I usually wrap it up with final thoughts. Do you have any final thoughts for the audience? I mean, I think


I'll just show Bitcoin bark again. I I think,

I I it really has been a good experience. I'm not saying that just because I'm on your show right now, but it's been great.

So I I would recommend people find a way

to to work Nashville and do your your travel.

And I think you guys have some kind of plans for I mean, clearly, people in Nashville and the local area can can become members and and Right. Come here a lot. But but even visitors, I think you have something to plan. So,

definitely learn more about Vikram Park and check it out. Awesome. Well, thank you, sir.


Thank you. Thank you, Freaks, for for tuning in, joining the live chat, supporting the show. Reminder,

we're gonna have a show,

Super Bowl Sunday before the Super Bowl with Casey,

on ordinals and inscriptions.

And, also, I remembered

after one of the episodes this week that I haven't mentioned at all. I know I've been giving you guys a lot of content, but also my new

series, in partnership with Bitcoin Magazine, Freedom Money is out.

So if you just search Freedom Money in YouTube, the first two episodes are there. 1 was with, Gigi,

and, the other was with Roya.

Roya is an af everyone knows Gigi already, I assume, but Roya is an Afghan tech entrepreneur.

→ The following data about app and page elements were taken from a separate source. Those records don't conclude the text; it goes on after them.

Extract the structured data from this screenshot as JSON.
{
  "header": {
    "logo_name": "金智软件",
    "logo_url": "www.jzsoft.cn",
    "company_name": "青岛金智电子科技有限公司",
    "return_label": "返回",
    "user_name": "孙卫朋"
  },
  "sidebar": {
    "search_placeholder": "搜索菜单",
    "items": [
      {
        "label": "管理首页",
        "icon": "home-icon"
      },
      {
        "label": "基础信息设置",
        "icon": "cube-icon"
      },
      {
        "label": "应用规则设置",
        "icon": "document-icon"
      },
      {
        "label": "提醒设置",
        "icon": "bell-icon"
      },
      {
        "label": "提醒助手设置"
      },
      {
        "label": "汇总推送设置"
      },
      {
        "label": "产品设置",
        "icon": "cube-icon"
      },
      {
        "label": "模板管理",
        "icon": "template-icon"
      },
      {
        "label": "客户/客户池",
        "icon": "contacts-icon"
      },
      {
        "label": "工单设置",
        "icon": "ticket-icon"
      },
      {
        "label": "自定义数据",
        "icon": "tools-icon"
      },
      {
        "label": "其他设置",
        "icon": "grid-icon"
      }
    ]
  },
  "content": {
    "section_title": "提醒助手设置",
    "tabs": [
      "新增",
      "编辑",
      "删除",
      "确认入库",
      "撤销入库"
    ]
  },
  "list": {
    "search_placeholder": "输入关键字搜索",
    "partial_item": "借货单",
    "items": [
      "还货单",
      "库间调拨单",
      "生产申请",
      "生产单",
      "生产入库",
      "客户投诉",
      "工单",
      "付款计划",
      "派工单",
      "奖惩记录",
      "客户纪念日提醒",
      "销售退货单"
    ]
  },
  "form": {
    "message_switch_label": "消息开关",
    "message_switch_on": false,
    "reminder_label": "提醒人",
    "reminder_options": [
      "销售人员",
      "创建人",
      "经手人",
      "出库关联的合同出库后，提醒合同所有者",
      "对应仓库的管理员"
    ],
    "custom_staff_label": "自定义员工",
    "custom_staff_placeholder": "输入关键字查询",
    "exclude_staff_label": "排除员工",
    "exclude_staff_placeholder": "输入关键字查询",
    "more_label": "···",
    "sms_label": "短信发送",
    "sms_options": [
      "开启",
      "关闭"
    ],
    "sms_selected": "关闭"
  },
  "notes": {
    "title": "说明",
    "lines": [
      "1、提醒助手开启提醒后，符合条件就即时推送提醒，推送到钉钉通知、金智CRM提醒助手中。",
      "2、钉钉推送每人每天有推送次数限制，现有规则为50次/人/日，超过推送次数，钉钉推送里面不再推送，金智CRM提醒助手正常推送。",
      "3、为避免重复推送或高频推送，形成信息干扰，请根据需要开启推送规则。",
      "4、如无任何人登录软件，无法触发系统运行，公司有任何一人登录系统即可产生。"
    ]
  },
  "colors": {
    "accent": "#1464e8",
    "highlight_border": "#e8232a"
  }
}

She's absolutely inspiring and amazing. So consider listening to that. There's gonna be 4 more episodes of that as well.

I love you all. Thank you, Steve.

Stay humble, StackSats.